After visiting Antigua (which wasn’t what we were expecting), we were wondering what the next island on our Caribbean cruise will be like. Fortunately, we really liked Martinique and found that the island was a mixture of European style architecture, beautiful sand beaches and Caribbean culture.
This was the only island, where after disembarking the ship, we were not immediately surrounded by tour guides and taxi drivers, offering tours of the island.
There were only representatives of the Martinique Tourist Bureau, who gave us general information about what we can see and do for several hours, and what are our options for exploring the island – by taxi, by foot or by electronic tricycles.
The cruise terminal in Martinique is right in the heart of the island capital of Fort de France and the city can be seen by foot. However, we decided to rent an electronic tricycle for € 10 per person, where the driver was also our tour guide and we stopped at some of the most famous sights in Fort de France.
The tricycles were resembling rickshaws – with a driver at the front and two passenger at the back seat with the only difference that they were electronic. They could be found just steps away from the welcome area after disembarking. The company is called CycloComm and started offering the tours in July 2014.
Our tour guide Sebastian was very talkative and give us information about the city and the island. Here is what we explored on our tour:
- The seaside park La Savane – a place to take a stroll on the boardwalk or sit on a bench amongst the palms and contemplate the cruise ships. La Savane is next to a small beach over which is perched the medieval fortress Fort St Louis which is now an active naval base.
- Schoeler Library – this is a building in European style which was built in 1889 in France and then deconstructed and shipped piece by piece to Martinique, where it was assembled again.
- The headless marble statue of Empress Josephine – located right across the library. Empress Josephine was Napoleon Bonaparte’s wife, born and raised in Martinique. In 1995 a group of locals decapitated the statue and “decorated” it with red paint.
- The covered market – buzzing with people and cars, here you can find all kinds of exotic spices, fruits and vegetables.
- St. Louis Cathedral – built originally in the 17th century, the cathedral was damaged during natural disasters that happened in Fort-de-France. The current construction was built in 1895 from iron frame so it can withstand future disasters.
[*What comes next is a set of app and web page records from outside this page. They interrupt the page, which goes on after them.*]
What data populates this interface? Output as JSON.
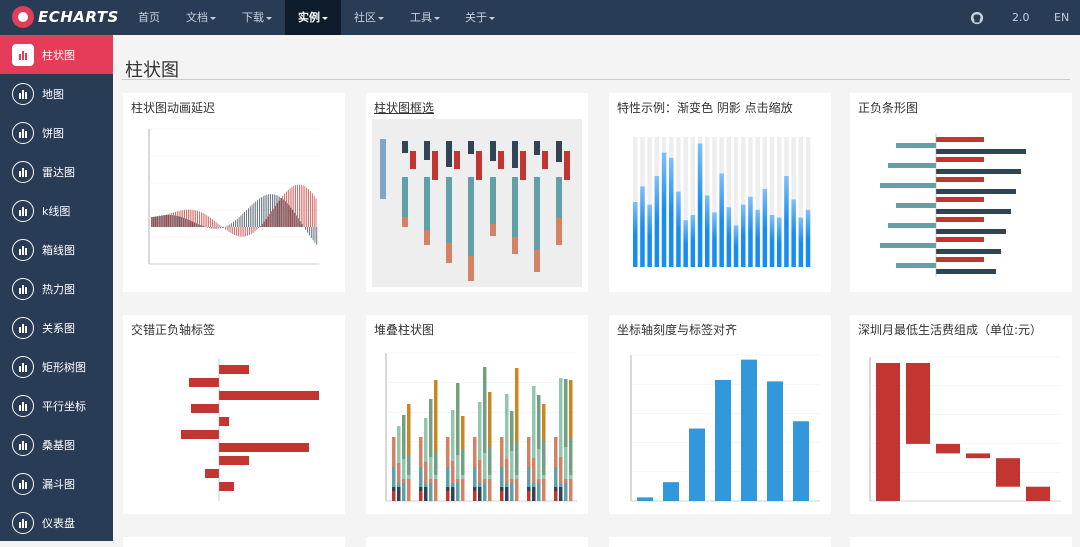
{
  "topnav": {
    "logo": "ECHARTS",
    "items": [
      {
        "label": "首页",
        "caret": false
      },
      {
        "label": "文档",
        "caret": true
      },
      {
        "label": "下载",
        "caret": true
      },
      {
        "label": "实例",
        "caret": true,
        "active": true
      },
      {
        "label": "社区",
        "caret": true
      },
      {
        "label": "工具",
        "caret": true
      },
      {
        "label": "关于",
        "caret": true
      }
    ],
    "version": "2.0",
    "lang": "EN",
    "github_icon": "github-icon"
  },
  "sidebar": {
    "items": [
      {
        "label": "柱状图",
        "icon": "bar-chart-icon",
        "active": true
      },
      {
        "label": "地图",
        "icon": "map-icon"
      },
      {
        "label": "饼图",
        "icon": "pie-chart-icon"
      },
      {
        "label": "雷达图",
        "icon": "radar-chart-icon"
      },
      {
        "label": "k线图",
        "icon": "candlestick-icon"
      },
      {
        "label": "箱线图",
        "icon": "boxplot-icon"
      },
      {
        "label": "热力图",
        "icon": "heatmap-icon"
      },
      {
        "label": "关系图",
        "icon": "graph-icon"
      },
      {
        "label": "矩形树图",
        "icon": "treemap-icon"
      },
      {
        "label": "平行坐标",
        "icon": "parallel-icon"
      },
      {
        "label": "桑基图",
        "icon": "sankey-icon"
      },
      {
        "label": "漏斗图",
        "icon": "funnel-icon"
      },
      {
        "label": "仪表盘",
        "icon": "gauge-icon"
      }
    ]
  },
  "main": {
    "title": "柱状图",
    "cards": [
      {
        "title": "柱状图动画延迟"
      },
      {
        "title": "柱状图框选"
      },
      {
        "title": "特性示例：渐变色 阴影 点击缩放"
      },
      {
        "title": "正负条形图"
      },
      {
        "title": "交错正负轴标签"
      },
      {
        "title": "堆叠柱状图"
      },
      {
        "title": "坐标轴刻度与标签对齐"
      },
      {
        "title": "深圳月最低生活费组成（单位:元）"
      }
    ]
  },
  "colors": {
    "nav_bg": "#293c55",
    "nav_active": "#0d1b2b",
    "accent": "#e43c59",
    "bar_red": "#c23531",
    "bar_dark": "#2f4554",
    "bar_teal": "#61a0a8",
    "bar_orange": "#d48265",
    "bar_blue": "#3398db"
  }
}
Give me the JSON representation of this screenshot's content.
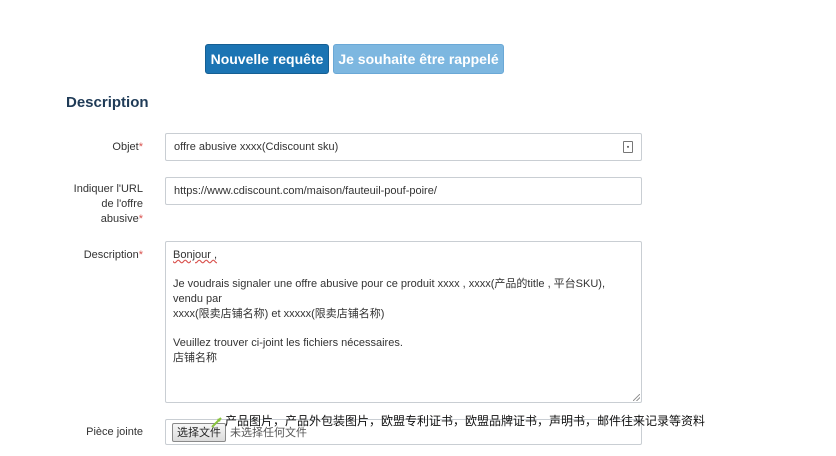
{
  "actions": {
    "new_request": "Nouvelle requête",
    "call_back": "Je souhaite être rappelé"
  },
  "section": {
    "title": "Description"
  },
  "form": {
    "objet": {
      "label": "Objet",
      "required_mark": "*",
      "value": "offre abusive xxxx(Cdiscount sku)"
    },
    "url": {
      "label_1": "Indiquer l'URL",
      "label_2": "de l'offre",
      "label_3": "abusive",
      "required_mark": "*",
      "value": "https://www.cdiscount.com/maison/fauteuil-pouf-poire/"
    },
    "description": {
      "label": "Description",
      "required_mark": "*",
      "line_1": "Bonjour ,",
      "line_2": "Je voudrais signaler une offre abusive pour ce produit xxxx , xxxx(产品的title , 平台SKU), vendu par",
      "line_3": "xxxx(限卖店铺名称) et xxxxx(限卖店铺名称)",
      "line_4": "Veuillez trouver ci-joint les fichiers nécessaires.",
      "line_5": "店铺名称"
    },
    "attachment": {
      "label": "Pièce jointe",
      "button_label": "选择文件",
      "status": "未选择任何文件"
    }
  },
  "annotation": {
    "text": "产品图片，产品外包装图片，欧盟专利证书，欧盟品牌证书，声明书，邮件往来记录等资料"
  },
  "colors": {
    "primary": "#1b74b3",
    "secondary": "#7db7e0",
    "required": "#d9534f",
    "heading": "#1f3b57"
  }
}
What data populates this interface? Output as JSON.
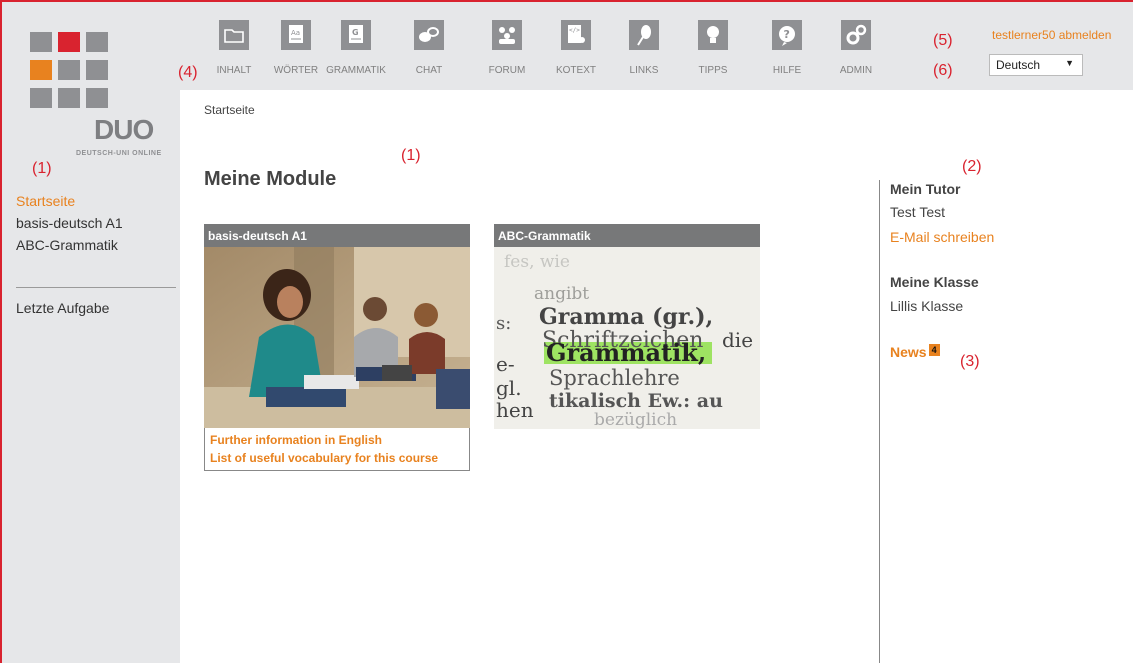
{
  "annotations": {
    "nav_marker": "(4)",
    "sidebar_marker": "(1)",
    "modules_marker": "(1)",
    "tutor_marker": "(2)",
    "news_marker": "(3)",
    "logout_marker": "(5)",
    "lang_marker": "(6)"
  },
  "logo": {
    "text": "DUO",
    "subtitle": "DEUTSCH-UNI ONLINE"
  },
  "sidebar": {
    "items": [
      {
        "label": "Startseite",
        "active": true
      },
      {
        "label": "basis-deutsch A1",
        "active": false
      },
      {
        "label": "ABC-Grammatik",
        "active": false
      }
    ],
    "last_task": "Letzte Aufgabe"
  },
  "topnav": {
    "items": [
      {
        "label": "INHALT",
        "icon": "folder-icon"
      },
      {
        "label": "WÖRTER",
        "icon": "dictionary-icon"
      },
      {
        "label": "GRAMMATIK",
        "icon": "grammar-icon"
      },
      {
        "label": "CHAT",
        "icon": "chat-icon"
      },
      {
        "label": "FORUM",
        "icon": "forum-icon"
      },
      {
        "label": "KOTEXT",
        "icon": "code-document-icon"
      },
      {
        "label": "LINKS",
        "icon": "links-icon"
      },
      {
        "label": "TIPPS",
        "icon": "lightbulb-icon"
      },
      {
        "label": "HILFE",
        "icon": "help-icon"
      },
      {
        "label": "ADMIN",
        "icon": "gears-icon"
      }
    ],
    "logout": "testlerner50 abmelden",
    "language": "Deutsch"
  },
  "breadcrumb": "Startseite",
  "main": {
    "title": "Meine Module",
    "modules": [
      {
        "title": "basis-deutsch A1",
        "links": [
          "Further information in English",
          "List of useful vocabulary for this course"
        ]
      },
      {
        "title": "ABC-Grammatik",
        "image_words": [
          "fes, wie",
          "angibt",
          "Gramma (gr.),",
          "Schriftzeichen",
          "Grammatik,",
          "Sprachlehre",
          "tikalisch Ew.: au",
          "bezüglich",
          "die",
          "gl.",
          "hen",
          "e-",
          "s:"
        ]
      }
    ]
  },
  "right": {
    "tutor_heading": "Mein Tutor",
    "tutor_name": "Test Test",
    "tutor_email": "E-Mail schreiben",
    "class_heading": "Meine Klasse",
    "class_name": "Lillis Klasse",
    "news_label": "News",
    "news_count": "4"
  },
  "colors": {
    "accent": "#e8821f",
    "annotation": "#d9232f",
    "logo_red": "#d9232f",
    "logo_orange": "#e8821f"
  }
}
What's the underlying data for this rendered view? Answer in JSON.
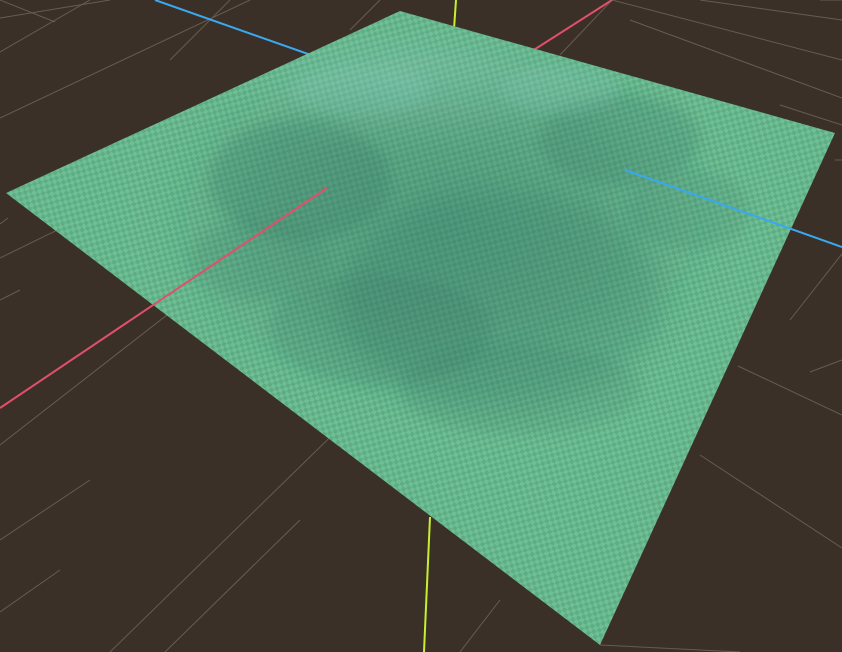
{
  "viewport": {
    "background_color": "#3a3027",
    "grid_line_color": "#6e6459",
    "show_grid": true,
    "show_axes": true
  },
  "axes": {
    "x": {
      "name": "x-axis",
      "color": "#e0506a"
    },
    "y": {
      "name": "y-axis",
      "color": "#c8ef2e"
    },
    "z": {
      "name": "z-axis",
      "color": "#3aa8f0"
    }
  },
  "terrain": {
    "object_name": "terrain-mesh",
    "base_color": "#5fad85",
    "checker_color": "#6fbf95",
    "shade_color": "#3f7a6a",
    "material": "checker-debug"
  }
}
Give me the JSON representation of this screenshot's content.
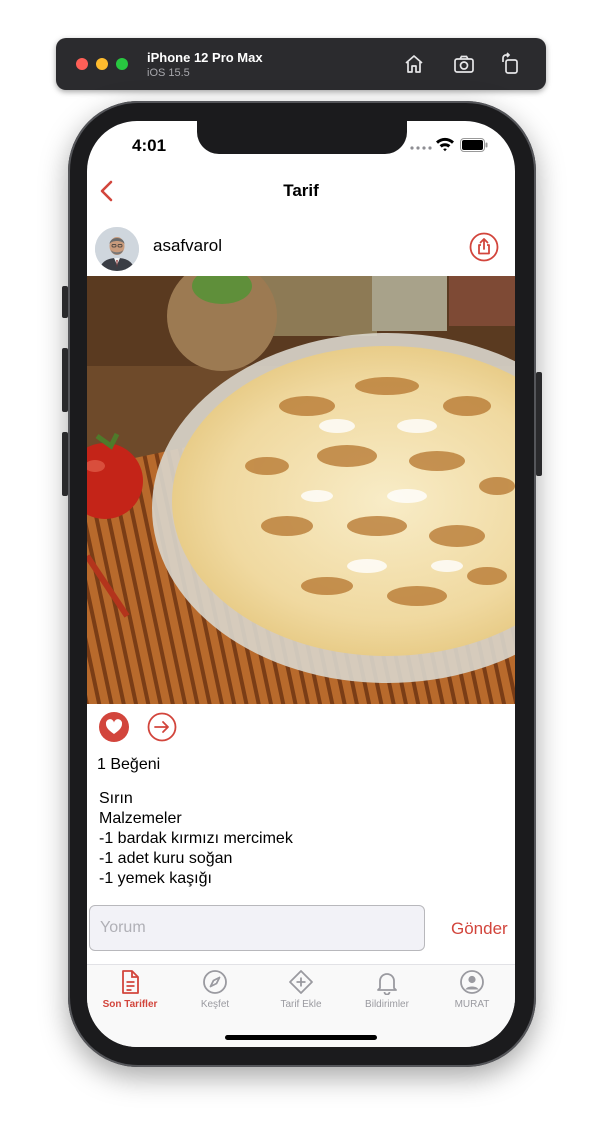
{
  "simulator": {
    "device_name": "iPhone 12 Pro Max",
    "os_version": "iOS 15.5"
  },
  "status_bar": {
    "time": "4:01"
  },
  "nav": {
    "title": "Tarif"
  },
  "post": {
    "username": "asafvarol",
    "likes_text": "1 Beğeni",
    "description_lines": [
      "Sırın",
      "",
      "Malzemeler",
      "-1 bardak kırmızı mercimek",
      "-1 adet kuru soğan",
      "-1 yemek kaşığı"
    ]
  },
  "comment": {
    "placeholder": "Yorum",
    "value": "",
    "send_label": "Gönder"
  },
  "tabbar": {
    "items": [
      {
        "label": "Son Tarifler",
        "icon": "document-icon",
        "active": true
      },
      {
        "label": "Keşfet",
        "icon": "compass-icon",
        "active": false
      },
      {
        "label": "Tarif Ekle",
        "icon": "add-diamond-icon",
        "active": false
      },
      {
        "label": "Bildirimler",
        "icon": "bell-icon",
        "active": false
      },
      {
        "label": "MURAT",
        "icon": "profile-icon",
        "active": false
      }
    ]
  },
  "colors": {
    "accent": "#d2453c",
    "inactive": "#9a9aa0"
  }
}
Having explored these main attractions of Fort de France we had more time and decided to take a ferry to a beach called Anse A L’Ane. The ferry cost was € 7 per person.
This beach was so relaxing, beautiful and peaceful and it felt like the time has stopped there. It didn’t feel crowded although the ferries were arriving every half an hour in the morning and every hour in the afternoon. After exploring the beach we sat down to have a drink at one of the beach cafés (which owner didn’t speak any English).
We didn’t want to leave but we had to if we wanted to be back on the ship on time. On the way back the ferry had a stop at another beach called Anse Mitan and from there it went straight back to the cruise terminal at Fort-de-France.
From all the Caribbean islands we visited, we loved Martinique the most. The main reason is that it had this European feel mixed with the Caribbean culture.